Part Three of a Four-Part special. Here goes:
In my last post I was babbling on about the distinct lack of public toilets, not just in the UK but everywhere. I would say picture this, but it’s better if you don’t: I was on a long car journey through France a few months ago. I was wearing brand new 1940s style dungarees (bit weird, I know) and we stopped at a picnic site so that I could use the facilities, and the husband and father-in-law could smoke strong cigarettes (driving cross-country is hard work, you know).
I walked in and my heart sank. It was a ceramic hole. The floor was wet (with water, from the flush, not wee). I really, really needed to go and couldn’t just turn back to the car, legs crossed, hoping for the best. Suffice to say, it didn’t go well. My lovely dungarees were so baggy that they fell around my shoes and got wet immediately. I did my wee, trying desperately not to actually wee all over said already-wet dungarees, also trying so hard not to set my J-pouch off because that would mean – and I’m sorry, but you need to know this – that would mean literally spraying my breakfast all over the place, including upon myself. I do not have the luxury of doing a pooh as most of you do. I expel water, air and bits of salad and olives, usually, so yeah, a hole in the ground is my absolute worst nightmare.
How did I manage? Well, I had to hold the straps with one hand and the toilet paper with another. I then had to manouvre myself into position so I could stand up without falling backwards into the hole I’d just peed in, whilst simultaneously hauling up my soaked-with-the-previous-occupant’s-flush-water-dungarees and knickers which, of course, were all tangled together.
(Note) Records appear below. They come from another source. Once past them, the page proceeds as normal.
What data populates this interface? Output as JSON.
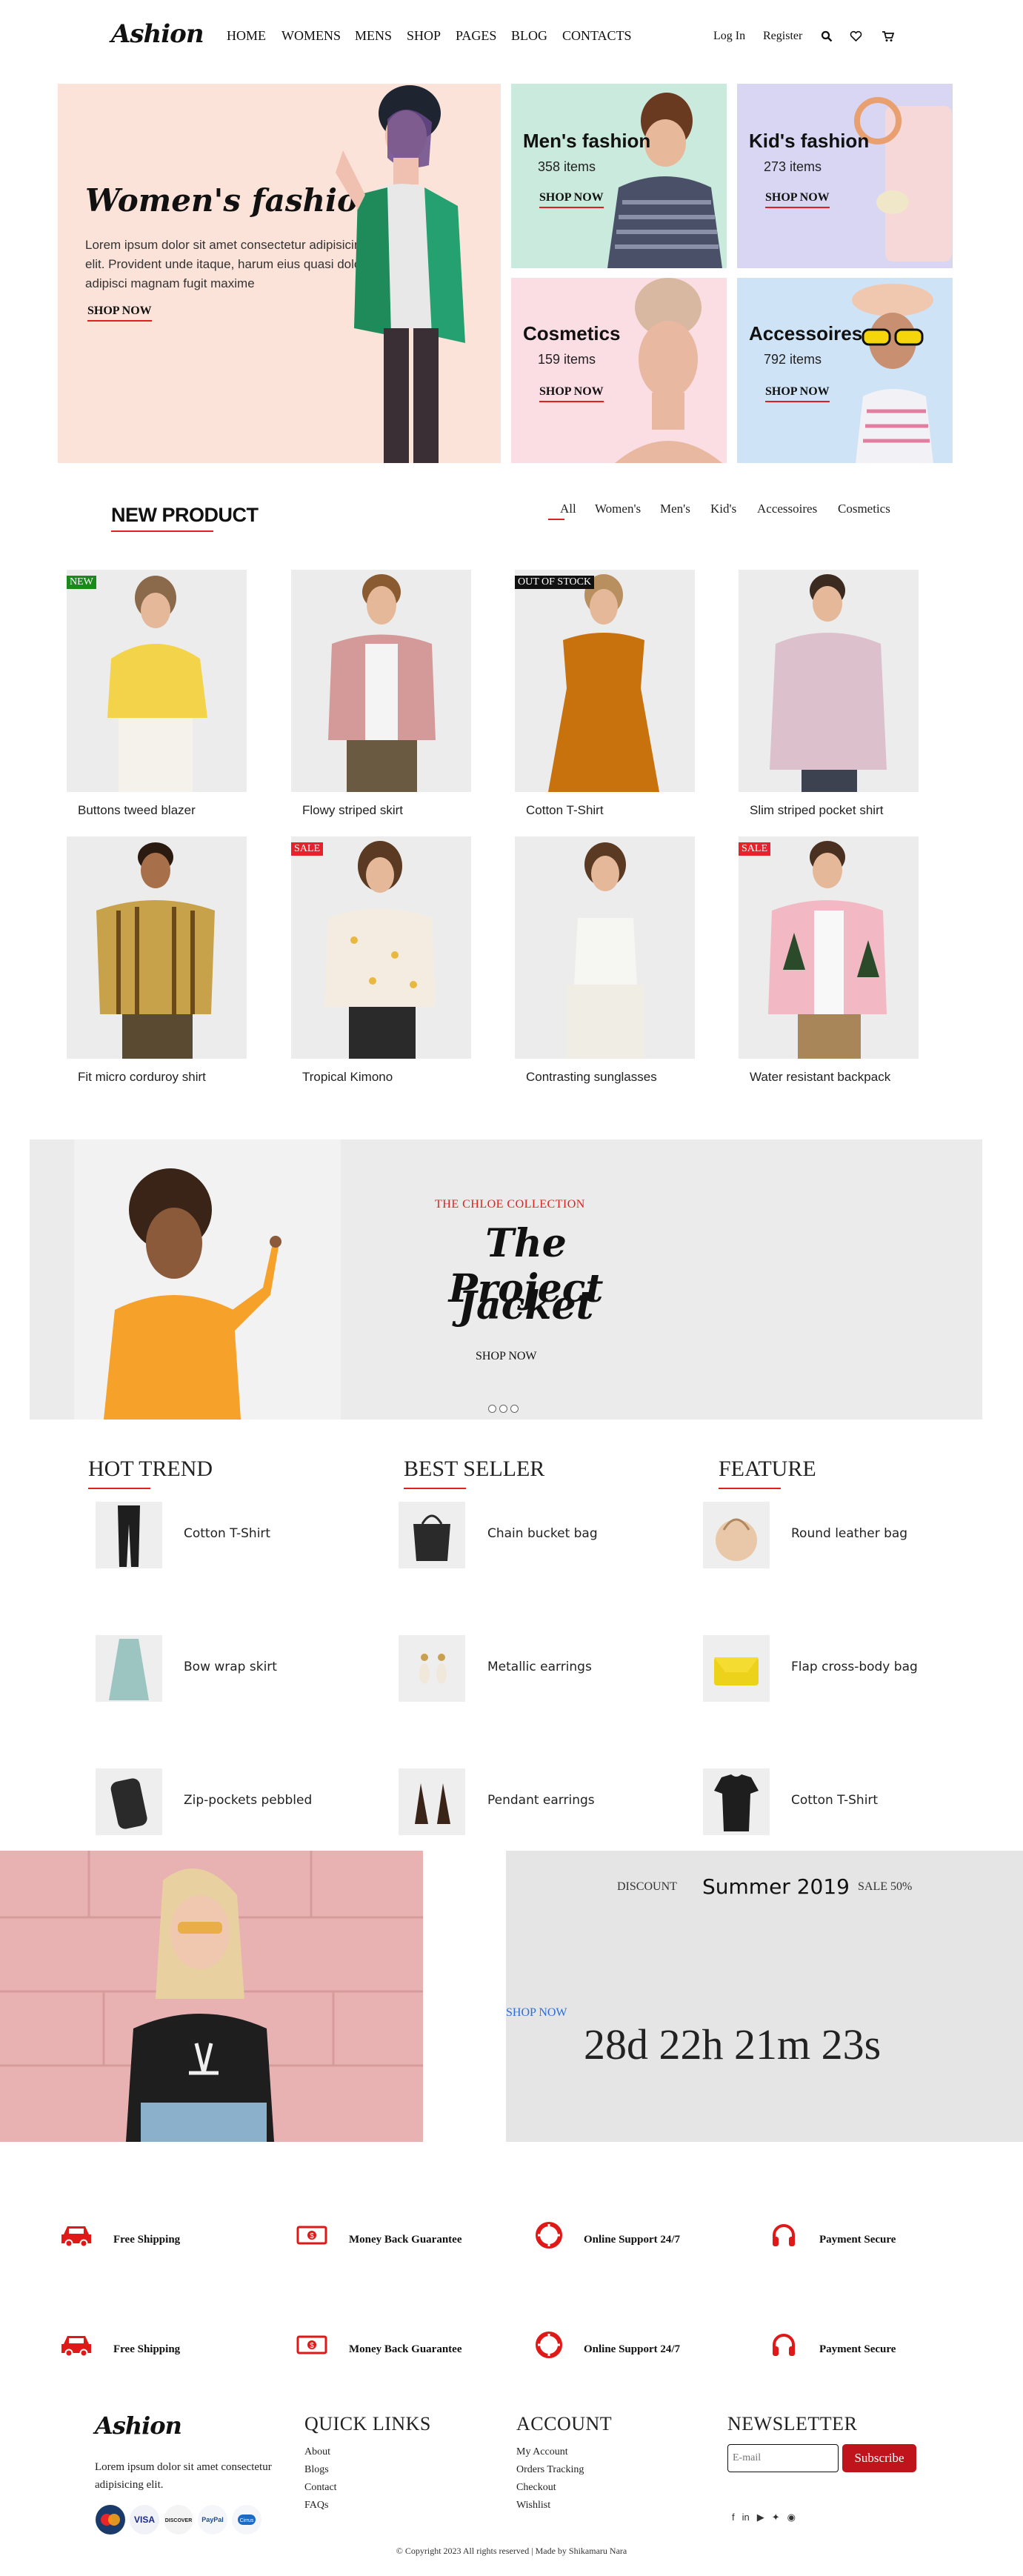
{
  "header": {
    "logo": "Ashion",
    "nav": [
      "HOME",
      "WOMENS",
      "MENS",
      "SHOP",
      "PAGES",
      "BLOG",
      "CONTACTS"
    ],
    "login": "Log In",
    "register": "Register"
  },
  "hero": {
    "main": {
      "title": "Women's fashion",
      "text": "Lorem ipsum dolor sit amet consectetur adipisicing elit. Provident unde itaque, harum eius quasi dolor no adipisci magnam fugit maxime",
      "cta": "SHOP NOW"
    },
    "tiles": [
      {
        "title": "Men's fashion",
        "count": "358 items",
        "cta": "SHOP NOW",
        "bg": "#c9eadc"
      },
      {
        "title": "Kid's fashion",
        "count": "273 items",
        "cta": "SHOP NOW",
        "bg": "#d8d6f3"
      },
      {
        "title": "Cosmetics",
        "count": "159 items",
        "cta": "SHOP NOW",
        "bg": "#fbdde4"
      },
      {
        "title": "Accessoires",
        "count": "792 items",
        "cta": "SHOP NOW",
        "bg": "#cee3f6"
      }
    ]
  },
  "new_product": {
    "title": "NEW PRODUCT",
    "filters": [
      "All",
      "Women's",
      "Men's",
      "Kid's",
      "Accessoires",
      "Cosmetics"
    ],
    "products": [
      {
        "name": "Buttons tweed blazer",
        "badge": "NEW"
      },
      {
        "name": "Flowy striped skirt",
        "badge": ""
      },
      {
        "name": "Cotton T-Shirt",
        "badge": "OUT OF STOCK"
      },
      {
        "name": "Slim striped pocket shirt",
        "badge": ""
      },
      {
        "name": "Fit micro corduroy shirt",
        "badge": ""
      },
      {
        "name": "Tropical Kimono",
        "badge": "SALE"
      },
      {
        "name": "Contrasting sunglasses",
        "badge": ""
      },
      {
        "name": "Water resistant backpack",
        "badge": "SALE"
      }
    ]
  },
  "banner": {
    "eyebrow": "THE CHLOE COLLECTION",
    "title_line1": "The Project",
    "title_line2": "Jacket",
    "cta": "SHOP NOW"
  },
  "lists": [
    {
      "title": "HOT TREND",
      "items": [
        "Cotton T-Shirt",
        "Bow wrap skirt",
        "Zip-pockets pebbled"
      ]
    },
    {
      "title": "BEST SELLER",
      "items": [
        "Chain bucket bag",
        "Metallic earrings",
        "Pendant earrings"
      ]
    },
    {
      "title": "FEATURE",
      "items": [
        "Round leather bag",
        "Flap cross-body bag",
        "Cotton T-Shirt"
      ]
    }
  ],
  "discount": {
    "label": "DISCOUNT",
    "season": "Summer 2019",
    "sale": "SALE 50%",
    "cta": "SHOP NOW",
    "countdown": "28d 22h 21m 23s"
  },
  "services": [
    "Free Shipping",
    "Money Back Guarantee",
    "Online Support 24/7",
    "Payment Secure"
  ],
  "footer": {
    "logo": "Ashion",
    "about": "Lorem ipsum dolor sit amet consectetur adipisicing elit.",
    "quick_links_title": "QUICK LINKS",
    "quick_links": [
      "About",
      "Blogs",
      "Contact",
      "FAQs"
    ],
    "account_title": "ACCOUNT",
    "account_links": [
      "My Account",
      "Orders Tracking",
      "Checkout",
      "Wishlist"
    ],
    "newsletter_title": "NEWSLETTER",
    "email_placeholder": "E-mail",
    "subscribe": "Subscribe",
    "payments": [
      "MasterCard",
      "VISA",
      "DISCOVER",
      "PayPal",
      "Cirrus"
    ],
    "copyright": "© Copyright 2023 All rights reserved | Made by Shikamaru Nara"
  },
  "colors": {
    "accent": "#e02020",
    "new_badge": "#1a8a1a",
    "sale_badge": "#e8222a",
    "stock_badge": "#111111",
    "link_blue": "#2a6ed8"
  }
}
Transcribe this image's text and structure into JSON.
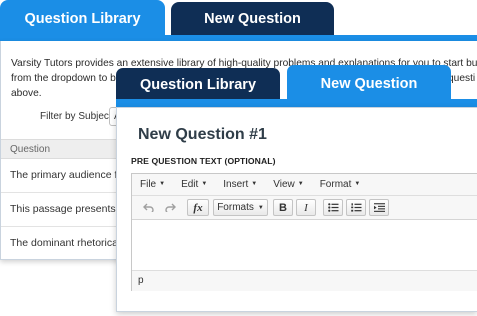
{
  "back_window": {
    "tabs": [
      {
        "label": "Question Library",
        "active": true
      },
      {
        "label": "New Question",
        "active": false
      }
    ],
    "intro_line1": "Varsity Tutors provides an extensive library of high-quality problems and explanations for you to start bu",
    "intro_line2": "from the dropdown to b",
    "intro_line2_right": "questi",
    "intro_line3": "above.",
    "filter_label": "Filter by Subject",
    "filter_value": "A",
    "table": {
      "header": "Question",
      "rows": [
        "The primary audience fo",
        "This passage presents",
        "The dominant rhetorical"
      ]
    }
  },
  "front_window": {
    "tabs": [
      {
        "label": "Question Library",
        "active": false
      },
      {
        "label": "New Question",
        "active": true
      }
    ],
    "title": "New Question #1",
    "field_label": "PRE QUESTION TEXT (OPTIONAL)",
    "editor": {
      "menus": [
        "File",
        "Edit",
        "Insert",
        "View",
        "Format"
      ],
      "toolbar": {
        "undo_icon": "undo-icon",
        "redo_icon": "redo-icon",
        "formula_label": "fx",
        "formats_label": "Formats",
        "bold_label": "B",
        "italic_label": "I",
        "bullet_list_icon": "bullet-list-icon",
        "numbered_list_icon": "numbered-list-icon",
        "indent_icon": "indent-icon"
      },
      "status_path": "p"
    }
  },
  "colors": {
    "active_tab": "#1b8ee6",
    "inactive_tab": "#0f2e55",
    "title_text": "#2f3d48"
  }
}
Oh, and doing that balancing act with Ankylosing Spondylitis to boot? Yes, you hear me. To this day I have no idea how I didn’t fall backwards, forwards, sideways or any other way. My balance was somewhat compromised, to say the least. I came out of there in a state of shock and almost asked for a strong cigarette myself. ‘You look a bit traumatised,’ noticed Gautier. ‘You don’t say!’ I croaked, pointing to my wet ankles.
It’s safe to say that it was the most treacherous, stressful and exhausting five minutes of my adult life. I got back into the car. I was almost in tears. ‘Next time we stop, let’s find a McDonald’s’, I suggested. We found one. We stopped. The toilets were proper, and I was ecstatic. I celebrated with a Happy Meal; it seemed appropriate, as I was happy.
People wonder why I don’t want to visit China or India when I have this kind of trouble in ruddy Europe. ‘I’d like to go to China,’ says Gautier, forgetting that he is such a private person he has never even done a wee with the bathroom door open, let alone experienced a Chinese toilet situation. ‘Send me a postcard,’ I scoff, ‘and I’ll read it on my pedestal toilet.’